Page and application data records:
----------------------------------------

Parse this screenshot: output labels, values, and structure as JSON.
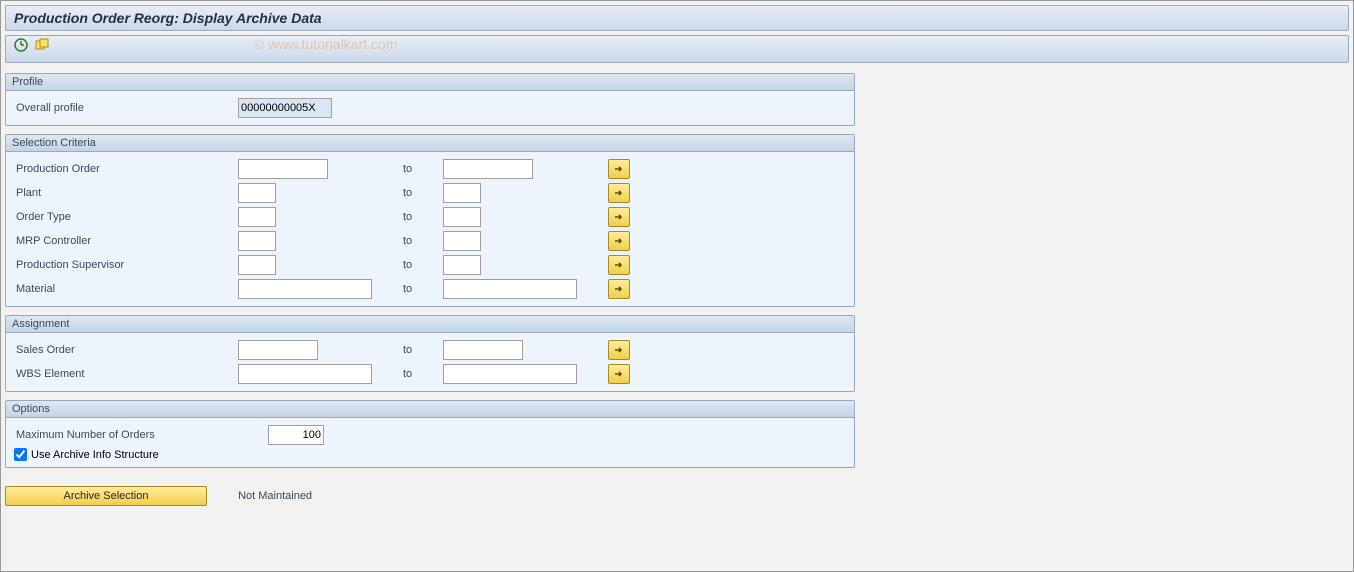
{
  "title": "Production Order Reorg: Display Archive Data",
  "watermark": "© www.tutorialkart.com",
  "profile": {
    "group_title": "Profile",
    "overall_label": "Overall profile",
    "overall_value": "00000000005X"
  },
  "selection": {
    "group_title": "Selection Criteria",
    "to_label": "to",
    "rows": {
      "prod_order": {
        "label": "Production Order",
        "from": "",
        "to": ""
      },
      "plant": {
        "label": "Plant",
        "from": "",
        "to": ""
      },
      "order_type": {
        "label": "Order Type",
        "from": "",
        "to": ""
      },
      "mrp_ctrl": {
        "label": "MRP Controller",
        "from": "",
        "to": ""
      },
      "prod_sup": {
        "label": "Production Supervisor",
        "from": "",
        "to": ""
      },
      "material": {
        "label": "Material",
        "from": "",
        "to": ""
      }
    }
  },
  "assignment": {
    "group_title": "Assignment",
    "to_label": "to",
    "rows": {
      "sales_order": {
        "label": "Sales Order",
        "from": "",
        "to": ""
      },
      "wbs_elem": {
        "label": "WBS Element",
        "from": "",
        "to": ""
      }
    }
  },
  "options": {
    "group_title": "Options",
    "max_label": "Maximum Number of Orders",
    "max_value": "100",
    "archive_struct_label": "Use Archive Info Structure",
    "archive_struct_checked": true
  },
  "footer": {
    "archive_selection_label": "Archive Selection",
    "status_text": "Not Maintained"
  }
}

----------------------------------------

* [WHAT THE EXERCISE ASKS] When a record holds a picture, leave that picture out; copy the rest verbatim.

* [WRITTEN SOLUTION]
Parse this screenshot: output labels, values, and structure as JSON.
{
  "title": "Production Order Reorg: Display Archive Data",
  "watermark": "© www.tutorialkart.com",
  "profile": {
    "group_title": "Profile",
    "overall_label": "Overall profile",
    "overall_value": "00000000005X"
  },
  "selection": {
    "group_title": "Selection Criteria",
    "to_label": "to",
    "rows": {
      "prod_order": {
        "label": "Production Order",
        "from": "",
        "to": ""
      },
      "plant": {
        "label": "Plant",
        "from": "",
        "to": ""
      },
      "order_type": {
        "label": "Order Type",
        "from": "",
        "to": ""
      },
      "mrp_ctrl": {
        "label": "MRP Controller",
        "from": "",
        "to": ""
      },
      "prod_sup": {
        "label": "Production Supervisor",
        "from": "",
        "to": ""
      },
      "material": {
        "label": "Material",
        "from": "",
        "to": ""
      }
    }
  },
  "assignment": {
    "group_title": "Assignment",
    "to_label": "to",
    "rows": {
      "sales_order": {
        "label": "Sales Order",
        "from": "",
        "to": ""
      },
      "wbs_elem": {
        "label": "WBS Element",
        "from": "",
        "to": ""
      }
    }
  },
  "options": {
    "group_title": "Options",
    "max_label": "Maximum Number of Orders",
    "max_value": "100",
    "archive_struct_label": "Use Archive Info Structure",
    "archive_struct_checked": true
  },
  "footer": {
    "archive_selection_label": "Archive Selection",
    "status_text": "Not Maintained"
  }
}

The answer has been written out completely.